# Computability of finding roots in holomorphic functions.

Consider a holomorphic function $f: S \to \mathbb{C}$ where $S$ is a path connected open subset of $\mathbb{C}$ (not necessarily simply connected). Is it then possible to determine if $f$ contains a zero?.

I would suspect that the answer is that it is not possible in general, but has this ever been proven? From Matiyasevich's theorem I have been able to prove this (weaker?) result:

Consider all holomorphic functions $f: S \to \mathbb{C}$ where $S$ is a path connected open subset of $\mathbb{C}$, with an associated analytic function $\tau_f: \mathbb{R} \to S$. Then no algorithm exists that for every $f$ can determine if $f\circ \tau_f$ contains any zeroes.

EDIT: We are only considering functions that are computable at every point inside their domain.

• How are you given $f$ and $S$? – Qiaochu Yuan Jul 31 '12 at 16:00

For example, let $S$ be the open unit disk and $f(z) = -1/2 + \sum_{j \in A} z^j$ where $A$ is some subset of $\mathbb N$. Then $f$ has a zero if and only if $A$ is nonempty. $A$ could be, say, the set of $n$ such that a given Turing machine with a given input halts in time $\le n$, and there is no algorithm to determine whether $A$ is nonempty.

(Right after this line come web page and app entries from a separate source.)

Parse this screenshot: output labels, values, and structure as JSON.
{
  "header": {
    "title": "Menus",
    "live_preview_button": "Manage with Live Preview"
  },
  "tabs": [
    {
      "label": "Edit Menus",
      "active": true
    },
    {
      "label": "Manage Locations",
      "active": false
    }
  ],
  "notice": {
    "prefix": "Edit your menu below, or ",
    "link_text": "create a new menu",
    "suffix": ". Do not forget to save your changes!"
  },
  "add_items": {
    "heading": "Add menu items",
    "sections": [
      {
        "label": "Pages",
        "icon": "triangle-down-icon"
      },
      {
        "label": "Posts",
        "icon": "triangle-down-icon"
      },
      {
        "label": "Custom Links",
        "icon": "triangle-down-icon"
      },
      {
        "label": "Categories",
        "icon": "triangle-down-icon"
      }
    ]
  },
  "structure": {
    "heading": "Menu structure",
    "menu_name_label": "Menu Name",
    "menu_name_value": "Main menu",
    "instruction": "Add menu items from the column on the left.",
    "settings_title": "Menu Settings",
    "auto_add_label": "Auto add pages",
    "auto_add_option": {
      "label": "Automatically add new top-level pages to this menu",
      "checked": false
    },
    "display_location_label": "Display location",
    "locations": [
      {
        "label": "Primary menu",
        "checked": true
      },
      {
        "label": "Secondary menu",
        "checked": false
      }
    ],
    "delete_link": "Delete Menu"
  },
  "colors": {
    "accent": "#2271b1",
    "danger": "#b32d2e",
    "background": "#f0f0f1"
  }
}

• Thank you, but not really what I was looking for. The fact that some properties about non-computable functions are non-computable isn't really that interesting. – poizan42 Jul 31 '12 at 19:54
• But $f(z)$ is just as computable as $\sin(z)$ is, i.e. each coefficient of the series is computable, and you have uniform convergence on compact subsets of $S$ with provable bounds. – Robert Israel Jul 31 '12 at 20:23
• Oh, you're right. I didn't read it right the first time. Thank you. – poizan42 Jul 31 '12 at 21:26
• I am afraid this does not make much sense. With your argument, you could also claim that whether a Boolean function $f:\lbrace 0,1\rbrace\to\lbrace 0,1\rbrace$ has a $0$ is undecidable. Indeed, you could consider the function $f(z)=\bigwedge_{j\in A}z$, where $A$ is a subset of $\mathbb{N}$. Then, $f$ has a zero if and only if $A$ is non-empty. – Algernon Aug 1 '12 at 8:20
• The difference is that my $f$ is computable: for any computable $z$ in the open unit disk and $\epsilon > 0$, you can compute an approximation of $f(z)$ within accuracy $\epsilon$ by using the terms of the series up to $z^N$ where $N > \log(\epsilon(1-|z|))/\log (|z|))$ – Robert Israel Aug 1 '12 at 19:14

If you can compute the function to arbitrary precision, and are given the domain in some computable way, presumably you can decompose the domain into simply connected pieces, and then note that the argument principle reduces your question to an integration problem.

• You can count the zeros inside a contour, but you can't rule out the existence of zeros that are outside all the contours you have tried yet. See my example on the unit disk, where if there are zeros they are very close to the unit circle. – Robert Israel Jul 31 '12 at 20:27
• @Robert well, yes and no. If there is a zero, this method will find it in finite time. If there is no zero, as you say, we may have to wait forever. Since I am not sure what the OP actually wants, I am not sure which of our answers is the one that makes him/her happier. – Igor Rivin Jul 31 '12 at 21:25
• By "Is it then possible to determine if $f$ contains a zero?." I meant if the problem is decideable. – poizan42 Jul 31 '12 at 21:37